The Financial Times recently released a special report entitled "Digital and Social Media Marketing." The folks at Social Commerce Today summarised the lengthy release and drew out several bullet points I find especially interesting regarding the state of television:
- The average American still spends about five hours a day glued to the TV; the smart money in digital is being invested in making TV advertising better.
- TV is not dead, it is just evolving into a two-screen experience, the TV display and a tablet or smartphone. "Lean-back" TV experiences, passively consumed from the comfort of the couch, are giving way to "lean-in" TV experiences, where viewers multitask viewing along with interacting on smartphones and tablets.
- A survey by Time Warner's Medialab found that 65 per cent habitually multitask with a digital device while watching TV. Much of this activity is spent conducting social media discussions of TV shows (this has tripled in the last 12 months).
This report only confirms what I had previously suspected: Multitasking is now widespread. I used to think only younger demographics multitasked but it seems that these days people of all ages use tablets or smartphones while doing other tasks. This is done not only by business execs but also by those in the home. People use their smartphones or tablets while talking on the phone and while watching TV.
Since the late 1990s I have used a laptop while sitting in front of the TV. I now often use a tablet, but until the devices came out, I was the only one in my house who took advantage of a second screen.
Now my wife and the grandkids play games or surf the web on their tablets while watching TV. In a sense this qualifies as part of the two-screen living room experience but I believe this model has enormous potential when the device is intrinsically tied to TV viewing itself.
There are a lot of apps designed to enhance the TV viewing experience. For example, I have Comcast's XFINITY TV app, which lets me record programmes remotely, and the IMDB app, which gives me info on movies, TV shows, and actors. Then there's the TV Guide app, and there are many more of these offerings to help both US and UK viewers make the most of TV. All of these apps better my TV experience but I believe that this is only the tip of the iceberg when it comes to the future of two screens in the living room.
When the Apple II came out in 1978, Visicalc, the first PC spreadsheet, was developed for it. It became the killer app that moved the machine from hobbyist stature to the business world, and it quickly became a tool that even large businesses started using to manage their financial forecasting. When the IBM PC came out, a product called Lotus 1-2-3 became its killer app that caused the IBM machine to take off like wildfire in a short time.

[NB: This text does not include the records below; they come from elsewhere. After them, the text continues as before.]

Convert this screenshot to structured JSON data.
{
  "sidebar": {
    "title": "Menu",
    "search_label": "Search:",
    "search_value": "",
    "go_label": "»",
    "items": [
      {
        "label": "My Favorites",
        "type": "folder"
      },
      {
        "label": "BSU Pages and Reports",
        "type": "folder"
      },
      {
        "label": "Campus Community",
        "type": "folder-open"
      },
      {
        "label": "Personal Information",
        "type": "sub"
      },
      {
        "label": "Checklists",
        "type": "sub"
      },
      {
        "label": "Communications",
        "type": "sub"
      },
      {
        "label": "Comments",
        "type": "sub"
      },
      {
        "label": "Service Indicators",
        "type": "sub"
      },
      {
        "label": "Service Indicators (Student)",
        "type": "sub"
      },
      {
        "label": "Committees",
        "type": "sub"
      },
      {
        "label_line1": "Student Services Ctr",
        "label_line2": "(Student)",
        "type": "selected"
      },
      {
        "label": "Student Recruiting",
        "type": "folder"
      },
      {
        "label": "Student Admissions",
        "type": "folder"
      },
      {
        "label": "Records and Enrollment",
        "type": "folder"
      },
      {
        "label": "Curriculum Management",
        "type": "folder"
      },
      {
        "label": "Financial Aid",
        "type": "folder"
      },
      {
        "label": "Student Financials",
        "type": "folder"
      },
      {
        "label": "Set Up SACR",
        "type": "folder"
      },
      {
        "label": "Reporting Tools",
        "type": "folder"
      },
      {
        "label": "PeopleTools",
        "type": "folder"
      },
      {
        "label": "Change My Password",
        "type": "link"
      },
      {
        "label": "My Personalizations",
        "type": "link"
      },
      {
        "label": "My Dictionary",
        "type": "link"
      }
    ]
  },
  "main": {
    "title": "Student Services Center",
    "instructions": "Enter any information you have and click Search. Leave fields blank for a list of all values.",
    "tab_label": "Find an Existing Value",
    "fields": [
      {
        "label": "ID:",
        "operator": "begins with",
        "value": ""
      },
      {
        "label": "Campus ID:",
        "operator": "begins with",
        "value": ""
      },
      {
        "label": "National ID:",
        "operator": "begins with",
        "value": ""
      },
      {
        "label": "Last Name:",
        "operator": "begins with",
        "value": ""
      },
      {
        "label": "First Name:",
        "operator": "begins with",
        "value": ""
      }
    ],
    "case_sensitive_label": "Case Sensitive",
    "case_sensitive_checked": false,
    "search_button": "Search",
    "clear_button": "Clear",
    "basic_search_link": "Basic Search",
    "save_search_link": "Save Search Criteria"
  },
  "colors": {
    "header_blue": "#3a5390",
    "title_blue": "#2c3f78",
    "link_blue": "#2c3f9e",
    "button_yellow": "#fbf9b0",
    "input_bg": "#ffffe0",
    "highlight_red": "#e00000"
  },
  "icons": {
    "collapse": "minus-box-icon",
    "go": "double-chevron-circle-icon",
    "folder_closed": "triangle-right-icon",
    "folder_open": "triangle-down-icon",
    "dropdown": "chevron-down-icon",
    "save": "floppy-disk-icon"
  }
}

The key for both of these products' growth was what the industry calls an SDK, or a software developer kit, which provides tools for developers to write applications for the machines. In fact, tens of thousands of apps fuelled the growth of the IBM PC and PC clones as well as the Mac, and to this day remain an important part of their software ecosystems.
Various companies have been creating smart TVs, web browsers, and their own apps but what's missing is a dedicated SDK that can work on one or multiple PC platforms and encourage the development of apps for the TV. More importantly, this SDK focus should be more on the tablet or the smartphone and how they connect to the TV to deliver a richer viewing experience. I think we will soon see a model in which the TV is just a smart screen with apps designed to work with it via tablets, smartphones, and perhaps PCs or laptops.
Apple, Google, Microsoft
There has been a lot of talk about an Apple TV and I actually have a bet with my son on this. I think Apple will make a physical TV as well as a new souped up set-top box that gives all digital TVs access to its content. My son, on the other hand, believes the real magic will be with the SDK and a new Apple TV box. He says it doesn't make sense for Apple to manufacture an actual TV at this time. However, we both believe that the Apple TV focus will be on the iPhone and iPad; the TV will be more of a screen that is tied to and interacts with an ecosystem. This could ultimately change the way we view television and, in true Apple fashion, redefine the second-screen concept.
Just look at what Google is doing with Google TV. It too has a similar model in mind. Android TV apps are already popping up but the platform needs a dedicated SDK that just focuses on the TV to give developers the ability to create products that make the two-screen experience fly. Microsoft is also trying to drive a two-screen experience, albeit through the Xbox at the moment. I expect the company will flesh this out further in the near future.
It will be very interesting to watch what happens in the coming months with this two-screen concept. Google, Apple, and Microsoft all have their big software developers' conferences within weeks (and miles) of each other. (Google I/O begins on 15 May, Apple's WWDC on 10 June, and Microsoft's Build 2013 conference on 26 June). They will all likely announce big news around their new operating systems and development tools for their core products, but I also expect that they will make clear their plans for a future TV.
The connection between smart TVs and mobile devices is still in its infancy. This could be the year however, when these mobile devices take on a more interactive role within the TV viewing experience. By July we may finally get a real glimpse of what the two-screen TV future will actually look like.